What do you learn in a community-building exercise when the community building almost fails to happen?
One obvious answer is "Ahh, forget it. We are none of us perfect. Try again and it'll be better". Another is "Well, you guys have failed sometimes; cut some slack to the others". Both are fair answers. But the question itself, and the quality of the answers, underpin a more crucial aspect of the governance of 'bottom up' SDI's, namely how do we fare when, later on, there are services over which we've built our own value-adding services and, tomorrow, the service custodian goes out of business, so to speak: a change of policy, a shift in budgets, loss of key personnel. Any number of reasons might pertain, but suddenly our customers are no longer happily receiving their service.

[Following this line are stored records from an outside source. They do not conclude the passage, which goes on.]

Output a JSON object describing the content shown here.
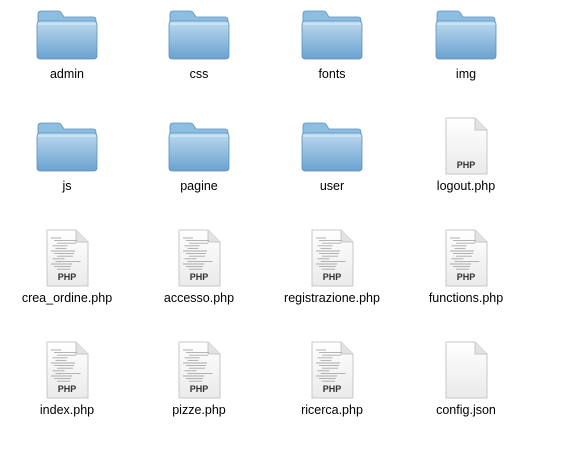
{
  "items": [
    {
      "label": "admin",
      "type": "folder"
    },
    {
      "label": "css",
      "type": "folder"
    },
    {
      "label": "fonts",
      "type": "folder"
    },
    {
      "label": "img",
      "type": "folder"
    },
    {
      "label": "js",
      "type": "folder"
    },
    {
      "label": "pagine",
      "type": "folder"
    },
    {
      "label": "user",
      "type": "folder"
    },
    {
      "label": "logout.php",
      "type": "php",
      "badge": "PHP"
    },
    {
      "label": "crea_ordine.php",
      "type": "php",
      "badge": "PHP"
    },
    {
      "label": "accesso.php",
      "type": "php",
      "badge": "PHP"
    },
    {
      "label": "registrazione.php",
      "type": "php",
      "badge": "PHP"
    },
    {
      "label": "functions.php",
      "type": "php",
      "badge": "PHP"
    },
    {
      "label": "index.php",
      "type": "php",
      "badge": "PHP"
    },
    {
      "label": "pizze.php",
      "type": "php",
      "badge": "PHP"
    },
    {
      "label": "ricerca.php",
      "type": "php",
      "badge": "PHP"
    },
    {
      "label": "config.json",
      "type": "json"
    }
  ],
  "colors": {
    "folder_top": "#bcd9ef",
    "folder_bottom": "#6aa2cf",
    "folder_tab": "#8ebde2",
    "folder_edge": "#5b8fbd",
    "doc_fill": "#f7f7f7",
    "doc_edge": "#c7c7c7",
    "code_lines": "#a9a9a9",
    "badge_text": "#333333"
  },
  "icons": {
    "folder": "folder-icon",
    "php": "php-file-icon",
    "json": "json-file-icon"
  }
}
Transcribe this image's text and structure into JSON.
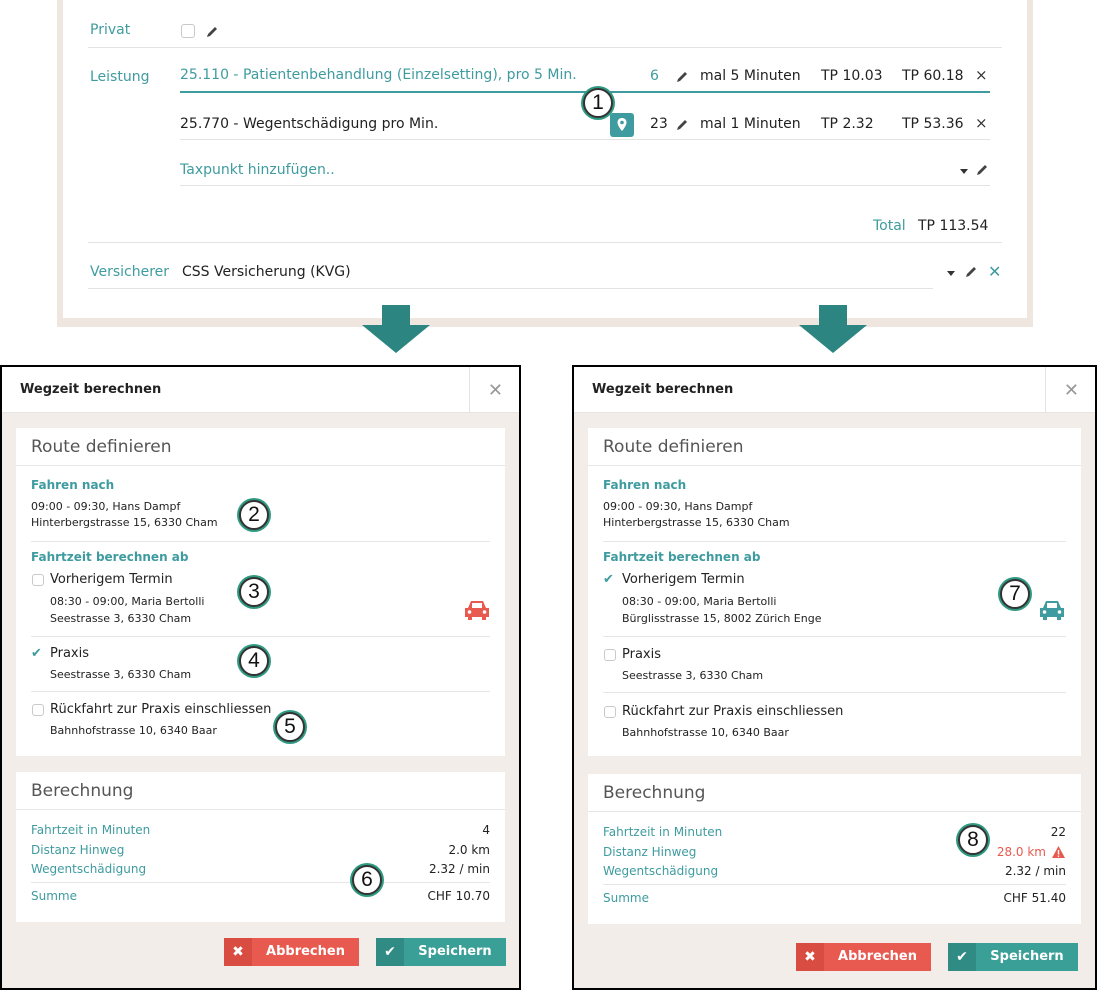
{
  "form": {
    "privat_label": "Privat",
    "leistung_label": "Leistung",
    "leistung_rows": [
      {
        "description": "25.110 - Patientenbehandlung (Einzelsetting), pro 5 Min.",
        "qty": "6",
        "unit": "mal 5 Minuten",
        "tp": "TP 10.03",
        "total": "TP 60.18",
        "remove": "×"
      },
      {
        "description": "25.770 - Wegentschädigung pro Min.",
        "qty": "23",
        "unit": "mal 1 Minuten",
        "tp": "TP 2.32",
        "total": "TP 53.36",
        "remove": "×"
      }
    ],
    "add_taxpunkt": "Taxpunkt hinzufügen..",
    "total_label": "Total",
    "total_value": "TP 113.54",
    "versicherer_label": "Versicherer",
    "versicherer_value": "CSS Versicherung (KVG)",
    "versicherer_clear": "✕"
  },
  "badges": [
    "1",
    "2",
    "3",
    "4",
    "5",
    "6",
    "7",
    "8"
  ],
  "colors": {
    "accent": "#3e9b9f",
    "danger": "#e85a4f",
    "badge_ring": "#2f9a82",
    "arrow": "#2d8582"
  },
  "dialogs": [
    {
      "title": "Wegzeit berechnen",
      "close": "✕",
      "route_title": "Route definieren",
      "fahren_nach_label": "Fahren nach",
      "fahren_nach_time": "09:00 - 09:30, Hans Dampf",
      "fahren_nach_addr": "Hinterbergstrasse 15, 6330 Cham",
      "ab_label": "Fahrtzeit berechnen ab",
      "options": [
        {
          "label": "Vorherigem Termin",
          "checked": false,
          "line1": "08:30 - 09:00, Maria Bertolli",
          "line2": "Seestrasse 3, 6330 Cham"
        },
        {
          "label": "Praxis",
          "checked": true,
          "line1": "Seestrasse 3, 6330 Cham",
          "line2": ""
        },
        {
          "label": "Rückfahrt zur Praxis einschliessen",
          "checked": false,
          "line1": "Bahnhofstrasse 10, 6340 Baar",
          "line2": ""
        }
      ],
      "car_icon": "car-icon",
      "car_color": "#e85a4f",
      "calc_title": "Berechnung",
      "calc_rows": [
        {
          "label": "Fahrtzeit in Minuten",
          "value": "4"
        },
        {
          "label": "Distanz Hinweg",
          "value": "2.0 km"
        },
        {
          "label": "Wegentschädigung",
          "value": "2.32 / min"
        },
        {
          "label": "Summe",
          "value": "CHF 10.70"
        }
      ],
      "cancel_label": "Abbrechen",
      "save_label": "Speichern"
    },
    {
      "title": "Wegzeit berechnen",
      "close": "✕",
      "route_title": "Route definieren",
      "fahren_nach_label": "Fahren nach",
      "fahren_nach_time": "09:00 - 09:30, Hans Dampf",
      "fahren_nach_addr": "Hinterbergstrasse 15, 6330 Cham",
      "ab_label": "Fahrtzeit berechnen ab",
      "options": [
        {
          "label": "Vorherigem Termin",
          "checked": true,
          "line1": "08:30 - 09:00, Maria Bertolli",
          "line2": "Bürglisstrasse 15, 8002 Zürich Enge"
        },
        {
          "label": "Praxis",
          "checked": false,
          "line1": "Seestrasse 3, 6330 Cham",
          "line2": ""
        },
        {
          "label": "Rückfahrt zur Praxis einschliessen",
          "checked": false,
          "line1": "Bahnhofstrasse 10, 6340 Baar",
          "line2": ""
        }
      ],
      "car_icon": "car-icon",
      "car_color": "#3e9b9f",
      "calc_title": "Berechnung",
      "calc_rows": [
        {
          "label": "Fahrtzeit in Minuten",
          "value": "22"
        },
        {
          "label": "Distanz Hinweg",
          "value": "28.0 km"
        },
        {
          "label": "Wegentschädigung",
          "value": "2.32 / min"
        },
        {
          "label": "Summe",
          "value": "CHF 51.40"
        }
      ],
      "cancel_label": "Abbrechen",
      "save_label": "Speichern"
    }
  ]
}
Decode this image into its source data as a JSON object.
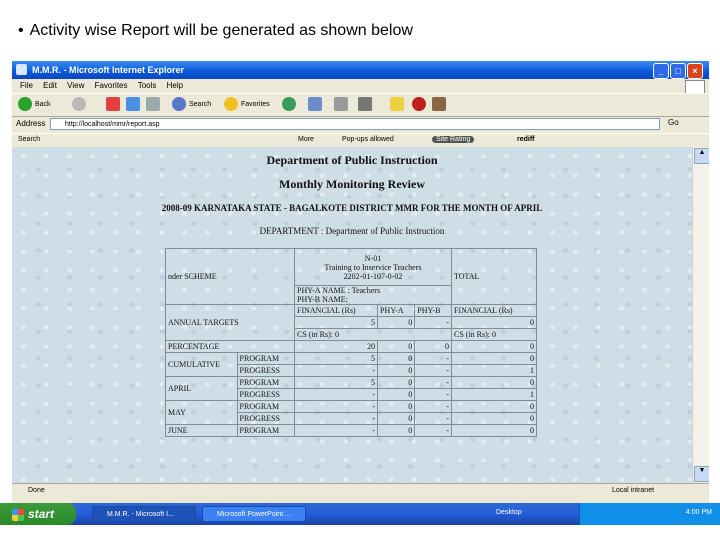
{
  "caption": {
    "bullet": "•",
    "text": "Activity wise Report will be generated as shown below"
  },
  "window": {
    "title": "M.M.R. - Microsoft Internet Explorer",
    "minimize": "_",
    "maximize": "□",
    "close": "×",
    "menu": [
      "File",
      "Edit",
      "View",
      "Favorites",
      "Tools",
      "Help"
    ],
    "toolbar": {
      "back": "Back",
      "search": "Search",
      "favorites": "Favorites"
    },
    "address_label": "Address",
    "address_value": "http://localhost/mmr/report.asp",
    "go": "Go",
    "gbar": {
      "search": "Search",
      "more": "More",
      "popups": "Pop-ups allowed",
      "rating": "Site Rating",
      "rediff": "rediff"
    },
    "status": {
      "left": "Done",
      "right": "Local intranet"
    }
  },
  "report": {
    "heading1": "Department of Public Instruction",
    "heading2": "Monthly Monitoring Review",
    "heading3": "2008-09 KARNATAKA STATE - BAGALKOTE DISTRICT MMR FOR THE MONTH OF APRIL",
    "heading4": "DEPARTMENT : Department of Public Instruction",
    "scheme_label": "nder SCHEME",
    "activity_code": "N-01",
    "activity_name": "Training to Inservice Teachers",
    "activity_code2": "2202-01-107-0-02",
    "total_label": "TOTAL",
    "pyt_label": "PHY-A NAME : Teachers",
    "pyt_label2": "PHY-B NAME:",
    "col_fin": "FINANCIAL (Rs)",
    "col_phy_a": "PHY-A",
    "col_phy_b": "PHY-B",
    "col_fin_total": "FINANCIAL (Rs)",
    "annual_targets": "ANNUAL TARGETS",
    "annual_vals": [
      "5",
      "0",
      "-",
      "0"
    ],
    "cs_left": "CS (in Rs): 0",
    "cs_right": "CS (in Rs): 0",
    "rows": [
      {
        "label": "PERCENTAGE",
        "sub": "",
        "vals": [
          "20",
          "0",
          "0",
          "0"
        ]
      },
      {
        "label": "CUMULATIVE",
        "sub": "PROGRAM",
        "vals": [
          "5",
          "0",
          "-",
          "0"
        ]
      },
      {
        "label": "",
        "sub": "PROGRESS",
        "vals": [
          "-",
          "0",
          "-",
          "1"
        ]
      },
      {
        "label": "APRIL",
        "sub": "PROGRAM",
        "vals": [
          "5",
          "0",
          "-",
          "0"
        ]
      },
      {
        "label": "",
        "sub": "PROGRESS",
        "vals": [
          "-",
          "0",
          "-",
          "1"
        ]
      },
      {
        "label": "MAY",
        "sub": "PROGRAM",
        "vals": [
          "-",
          "0",
          "-",
          "0"
        ]
      },
      {
        "label": "",
        "sub": "PROGRESS",
        "vals": [
          "-",
          "0",
          "-",
          "0"
        ]
      },
      {
        "label": "JUNE",
        "sub": "PROGRAM",
        "vals": [
          "-",
          "0",
          "-",
          "0"
        ]
      }
    ]
  },
  "taskbar": {
    "start": "start",
    "tasks": [
      "M.M.R. - Microsoft I...",
      "Microsoft PowerPoint ..."
    ],
    "tray_text": "Desktop",
    "clock": "4:00 PM"
  }
}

The point is that when you expose open-standards services to the web then I can come along and build on your service, adding a new value or servicing a new audiences that you hadn't planned for. Sure, you can argue that I'd be at least slightly daft to build a critical need on your service without some sort of agreement, let alone recognition. Okay, but, when I try to make a phone call to the other side of the world, my success or failure depends on a whole chain of agreement between telco operators, any one of which can fail just when I need the service. To what degree can I blame my local telco? Not much, if the failure is three networks away in Outer Mongolia. Problem is that it doesn't matter to me where the failure is - my call hasn't gone through. I'm an unhappy frustrated customer.
So, Tuesday should have been a neat day - meeting with the secretariat of the Kenyan national SDI, with two purposes were in mind, Firstly, helping them set up for evaluation some open-standards tools for establishing a national metadata archive, and the ability to serve geo-spatial data directly to remote clients (Geonetwork and geoserver, respectively). Secondly - and more importantly for me - engaging KNSDI's help to organise a meeting in September where we hope to get together all the national SDI players in East Africa along with their UN counterparts. The purpose? Try to start mapping the institutional interfaces that will be needed between the national and regional SDIs and the emerging UN spatial data infrastructure counterpart.
The UN is meant to serve member states, and the UN relies upon member states to provide data and services needed to inform and address trans-national and global issues. If a UNSDI's purpose is (amongst other things) to promote interoperability, shall this be on the basis of 'best effort' by the member states? Is the UN obliged to help members meet minimum levels of reliability and accountability? If so, what levels, and who is to measure and ensure them? If not, what is tolerably good enough, and what happens when gaps in data availability or reliability lead to flawed assessments or decisions? These and many more questions require attention, probably over and over as methods and approaches are tried.
So what happened? The Nairobi traffic Gods frowned, and three out of the four KNSDI participants got stuck in a jam. Could happen anywhere, couldn't it? Could as easily have been a delayed flight, a flood, or sick child to deal with. You bet, all very normal and we can schedule around it and (I hope) we can get our regional meeting organized notwithstanding.
But it did seem to me a specially pertinent reminder that, as we in SDI-EA try to promote SDI and build interoperability amongst distributed services, that the fragility of the communications and transportation infrastructures remain a constraint. What does it mean if we can implement a world-class on-line repository for satellite images in Nairobi if operational agencies and NGOs cannot access it precisely when needed? Who is liable if, in three or five years' time, humanitarian services' crucial decisions are delayed by lack of reliable data services.
Tough questions that won't go away if we ignore them. Neither, it seems to me, are they likely to be more easily answered unless we start now to articulate and specify the requirements to which telcos and other service providers can respond on a fair and contractual basis.
Anyway, we were back to KNSDI on Wednesday, had a happy and fruitful meeting to organize the consultation, and John at least got through the Geoserver installation training. We'll still need more time to get Geonetwork in and running for them, but at least we hit this important milestone and - fingers crossed - the KNSDI folk will like it enough to move it across to their production server. I'll be especially pleased if we can go into the September workshop with Survey of Kenya delivering on-line one of their signature framework data layers, like administrative boundaries. That really would be a feather in the collective caps. But only if it can be made reliable.